I’ve got to write a how-to article is all I know. With a latte in hand, there I am in my favorite coffee shop with three or four sorry points jotted down in a draft on my phone, altogether comprising some ten words or so. That’s it. And this is where I start, this is where I begin, and how am I to go anywhere with this? I’ve been wonderfully so in the depths with my manuscript, trying to feel deep into the heart of people who aren’t even real. But oh, it’s been real, and it’s all I’ve been good for. Am I good for anything else? Can I accomplish a thing? Here in the middle of life, with age-lines sprouting and growing and grays, faster than one can say–
When some are running away, running crazed …
My mind drifts back to only days past, envisioning when I stood out at that fence-line, overlooking the property that once belonged to my grandparents. This land, this soil, that creek just down the pasture’s slope hidden in the treeline, these old barns, this everything contains my heart and my blood. This is where I contracted poison ivy, where my grandmother strolled me around the yard in nothing more than a wheelbarrow, where I learned what big Christmas outdoor bulbs looked like, where I learned to heed caution with a bull about and snakes. This is where I learned to shuck corn and shell peas. But this amazing place didn’t just appear. No. This amazing place came from the sweat and hard work of my grandparents and many more.
And it’s there that I ask the question through a whisper of a cry for help: How do I get from this point to that point, to where I belong? How does my mind join my fingers to pour it out to something tangible? My soul feels wonderfully spent, so dried up, my confidence shaken. Through a wringer of a season, I know nothing but this …
Have goals and write them down. We all have them. We know we do. Stand back and take it in, think and search the soul. See the big picture. These three sorry points are at least a start, a shaky and feeble vision to something that might take me somewhere. That had the potential to take some sorry or wonderful shape. But it’s real and it’s there.

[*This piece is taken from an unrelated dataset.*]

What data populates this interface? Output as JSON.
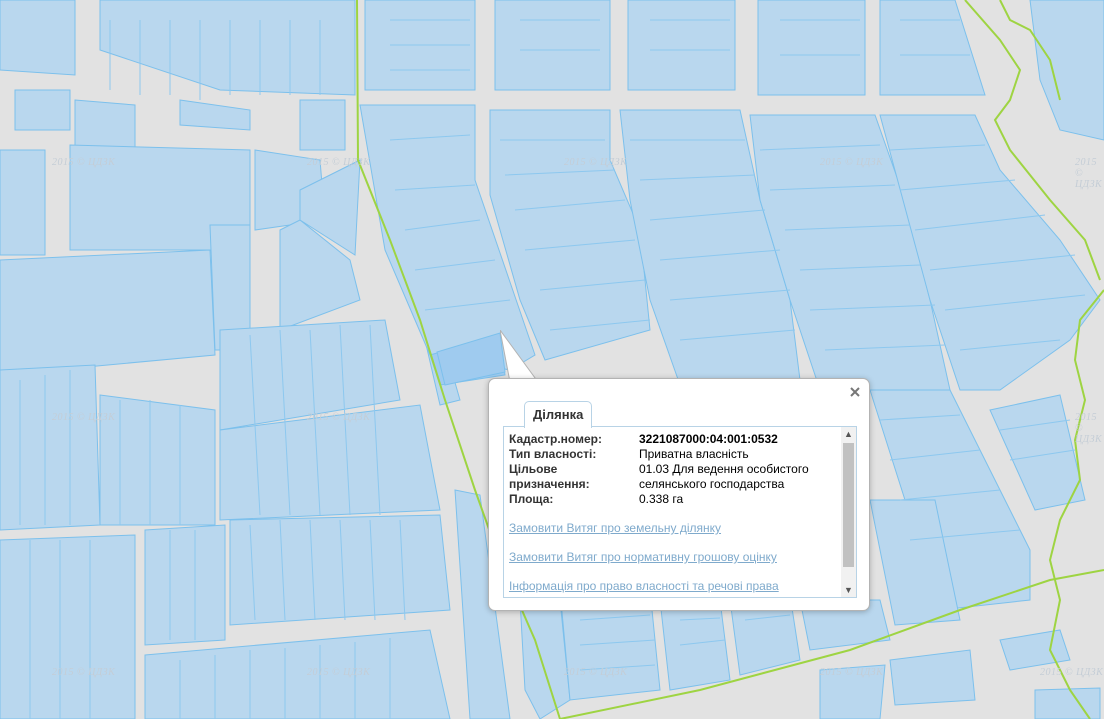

My grandparents lived in a small house. But in mid-life, they had a goal. They bought land and had that tiny house moved out to the property. By the work of their hands, with all who would help with muscle and knowledge, they cut down a path for that long, sandy driveway, leading up to a place for the foundation to be laid.
Write down what you know beneath those goals. I pour out my heart under each sorry point, sideways and crooked, building on the bare stakes I’d placed. Just a bunch of mumbo-jumbo. What on earth could come of this?
That’s exactly what my grandparents did. The tiny house would do little for their family, but they hauled out lumber, for their pier-and-beam foundation. Staking out where they wanted to go, they erected beam after solid beam. They added what they could, one thing at a time, the little they knew to do.
Write and keep writing. Or work and keep working. By the end of the day, in that coffee shop, after tweaking it here and there, looking closely, line by line, I was amazed at where the article had gone. This connection had turned into that connection. It had turned into something I’m not even capable of writing. I marvel: How did that … yucky start … turn into that? It seems I can’t even take any credit, except that I remained, persevered.
That must have been exactly the sentiment my grandparents felt when they stood at that fence-line, overlooking their property years later. How did that tiny, yucky start turn into this? Something we’re proud of–the drywall, the fireplace, the heart of the home that held everyone’s hearts. This old and new home, this place where all the grand-kids were filled with life and love. Right there, the place where one got sick, where one cut her leg, where one set the pasture on fire, where they played in the sand, where boys threw frogs on girls, the place where they grew, grew wise, grew ties.
I stand there, the wind blowing through my hair, the past making and breaking my heart and mind. I miss my grandparents. I miss this place and these people of my heart.
It doesn’t always last, not the way we envision. My grandparents’ beloved home burned years ago, devastating all. But a home was rebuilt in its place, and though nothing can remove the memories of old, it’s a reminder … O Soul Within, don’t put stock in this world or yourself. Our work will and won’t always make the mark. And if it does, it could only last a season, breaking, buckling, or burning.
But we’ll never know unless we try. What’ll it hurt if we try?
We’re never too young or old.
Search inside the soul to know and follow this heart made from vision, made to envision. Build it, make it, let the breeze take it the length and breadth that God intends, flapping freely.
It’s the thanksgiving of the journey, O Soul Within, the three sorry points of a start that allow us to see what God can do, to see His glory, to remember–the beautiful building and rebuilding of us.
Is there something particular that causes your heart to surge with gratitude this season of your life? What is God building or rebuilding in you?